#### PROMPT
Having read the entries, repeat all of them exactly.

#### STUDY MATERIAL
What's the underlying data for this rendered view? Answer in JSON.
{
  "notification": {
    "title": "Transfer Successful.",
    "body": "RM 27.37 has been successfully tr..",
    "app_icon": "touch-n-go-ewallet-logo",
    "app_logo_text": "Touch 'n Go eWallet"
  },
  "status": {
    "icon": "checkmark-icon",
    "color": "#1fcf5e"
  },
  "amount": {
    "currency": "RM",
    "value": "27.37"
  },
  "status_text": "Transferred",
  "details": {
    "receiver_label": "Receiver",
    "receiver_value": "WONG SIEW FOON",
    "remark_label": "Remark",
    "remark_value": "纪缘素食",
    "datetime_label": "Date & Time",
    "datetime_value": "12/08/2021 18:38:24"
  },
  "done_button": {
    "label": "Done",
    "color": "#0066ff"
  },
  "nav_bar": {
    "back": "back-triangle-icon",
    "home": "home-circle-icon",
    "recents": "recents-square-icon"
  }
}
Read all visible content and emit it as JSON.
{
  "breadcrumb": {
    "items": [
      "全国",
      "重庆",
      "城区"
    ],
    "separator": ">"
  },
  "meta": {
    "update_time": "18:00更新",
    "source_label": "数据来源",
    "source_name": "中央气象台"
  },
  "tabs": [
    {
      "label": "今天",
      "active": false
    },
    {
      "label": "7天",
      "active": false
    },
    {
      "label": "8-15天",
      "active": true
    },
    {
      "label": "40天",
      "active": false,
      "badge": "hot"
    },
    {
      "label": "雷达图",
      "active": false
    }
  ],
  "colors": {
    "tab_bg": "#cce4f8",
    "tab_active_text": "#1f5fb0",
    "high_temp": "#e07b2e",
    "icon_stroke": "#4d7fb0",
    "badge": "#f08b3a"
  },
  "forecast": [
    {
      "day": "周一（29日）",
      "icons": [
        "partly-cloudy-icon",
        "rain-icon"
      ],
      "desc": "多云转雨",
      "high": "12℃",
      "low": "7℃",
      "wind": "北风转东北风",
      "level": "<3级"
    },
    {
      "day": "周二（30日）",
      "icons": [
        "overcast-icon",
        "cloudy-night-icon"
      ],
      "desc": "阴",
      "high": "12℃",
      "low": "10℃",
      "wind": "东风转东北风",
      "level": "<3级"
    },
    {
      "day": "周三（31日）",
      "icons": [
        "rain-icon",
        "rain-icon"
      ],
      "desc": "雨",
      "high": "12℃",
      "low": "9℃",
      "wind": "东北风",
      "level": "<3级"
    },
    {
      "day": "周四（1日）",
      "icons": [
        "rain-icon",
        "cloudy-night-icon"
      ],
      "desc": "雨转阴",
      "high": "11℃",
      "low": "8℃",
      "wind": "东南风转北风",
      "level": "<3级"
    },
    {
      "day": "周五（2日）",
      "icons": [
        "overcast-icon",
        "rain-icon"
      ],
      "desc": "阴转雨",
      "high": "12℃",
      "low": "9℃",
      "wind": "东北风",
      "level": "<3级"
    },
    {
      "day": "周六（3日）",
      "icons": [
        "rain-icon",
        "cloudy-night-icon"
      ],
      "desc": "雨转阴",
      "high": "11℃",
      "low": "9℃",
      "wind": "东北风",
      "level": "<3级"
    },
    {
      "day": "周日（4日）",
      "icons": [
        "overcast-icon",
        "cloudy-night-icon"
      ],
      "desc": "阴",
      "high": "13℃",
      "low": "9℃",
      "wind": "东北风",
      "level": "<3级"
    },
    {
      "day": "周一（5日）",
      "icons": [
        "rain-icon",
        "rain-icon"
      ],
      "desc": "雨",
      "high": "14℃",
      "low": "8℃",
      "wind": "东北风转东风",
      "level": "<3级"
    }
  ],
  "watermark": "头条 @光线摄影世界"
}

#### ANSWER
What's the underlying data for this rendered view? Answer in JSON.
{
  "notification": {
    "title": "Transfer Successful.",
    "body": "RM 27.37 has been successfully tr..",
    "app_icon": "touch-n-go-ewallet-logo",
    "app_logo_text": "Touch 'n Go eWallet"
  },
  "status": {
    "icon": "checkmark-icon",
    "color": "#1fcf5e"
  },
  "amount": {
    "currency": "RM",
    "value": "27.37"
  },
  "status_text": "Transferred",
  "details": {
    "receiver_label": "Receiver",
    "receiver_value": "WONG SIEW FOON",
    "remark_label": "Remark",
    "remark_value": "纪缘素食",
    "datetime_label": "Date & Time",
    "datetime_value": "12/08/2021 18:38:24"
  },
  "done_button": {
    "label": "Done",
    "color": "#0066ff"
  },
  "nav_bar": {
    "back": "back-triangle-icon",
    "home": "home-circle-icon",
    "recents": "recents-square-icon"
  }
}
Read all visible content and emit it as JSON.
{
  "breadcrumb": {
    "items": [
      "全国",
      "重庆",
      "城区"
    ],
    "separator": ">"
  },
  "meta": {
    "update_time": "18:00更新",
    "source_label": "数据来源",
    "source_name": "中央气象台"
  },
  "tabs": [
    {
      "label": "今天",
      "active": false
    },
    {
      "label": "7天",
      "active": false
    },
    {
      "label": "8-15天",
      "active": true
    },
    {
      "label": "40天",
      "active": false,
      "badge": "hot"
    },
    {
      "label": "雷达图",
      "active": false
    }
  ],
  "colors": {
    "tab_bg": "#cce4f8",
    "tab_active_text": "#1f5fb0",
    "high_temp": "#e07b2e",
    "icon_stroke": "#4d7fb0",
    "badge": "#f08b3a"
  },
  "forecast": [
    {
      "day": "周一（29日）",
      "icons": [
        "partly-cloudy-icon",
        "rain-icon"
      ],
      "desc": "多云转雨",
      "high": "12℃",
      "low": "7℃",
      "wind": "北风转东北风",
      "level": "<3级"
    },
    {
      "day": "周二（30日）",
      "icons": [
        "overcast-icon",
        "cloudy-night-icon"
      ],
      "desc": "阴",
      "high": "12℃",
      "low": "10℃",
      "wind": "东风转东北风",
      "level": "<3级"
    },
    {
      "day": "周三（31日）",
      "icons": [
        "rain-icon",
        "rain-icon"
      ],
      "desc": "雨",
      "high": "12℃",
      "low": "9℃",
      "wind": "东北风",
      "level": "<3级"
    },
    {
      "day": "周四（1日）",
      "icons": [
        "rain-icon",
        "cloudy-night-icon"
      ],
      "desc": "雨转阴",
      "high": "11℃",
      "low": "8℃",
      "wind": "东南风转北风",
      "level": "<3级"
    },
    {
      "day": "周五（2日）",
      "icons": [
        "overcast-icon",
        "rain-icon"
      ],
      "desc": "阴转雨",
      "high": "12℃",
      "low": "9℃",
      "wind": "东北风",
      "level": "<3级"
    },
    {
      "day": "周六（3日）",
      "icons": [
        "rain-icon",
        "cloudy-night-icon"
      ],
      "desc": "雨转阴",
      "high": "11℃",
      "low": "9℃",
      "wind": "东北风",
      "level": "<3级"
    },
    {
      "day": "周日（4日）",
      "icons": [
        "overcast-icon",
        "cloudy-night-icon"
      ],
      "desc": "阴",
      "high": "13℃",
      "low": "9℃",
      "wind": "东北风",
      "level": "<3级"
    },
    {
      "day": "周一（5日）",
      "icons": [
        "rain-icon",
        "rain-icon"
      ],
      "desc": "雨",
      "high": "14℃",
      "low": "8℃",
      "wind": "东北风转东风",
      "level": "<3级"
    }
  ],
  "watermark": "头条 @光线摄影世界"
}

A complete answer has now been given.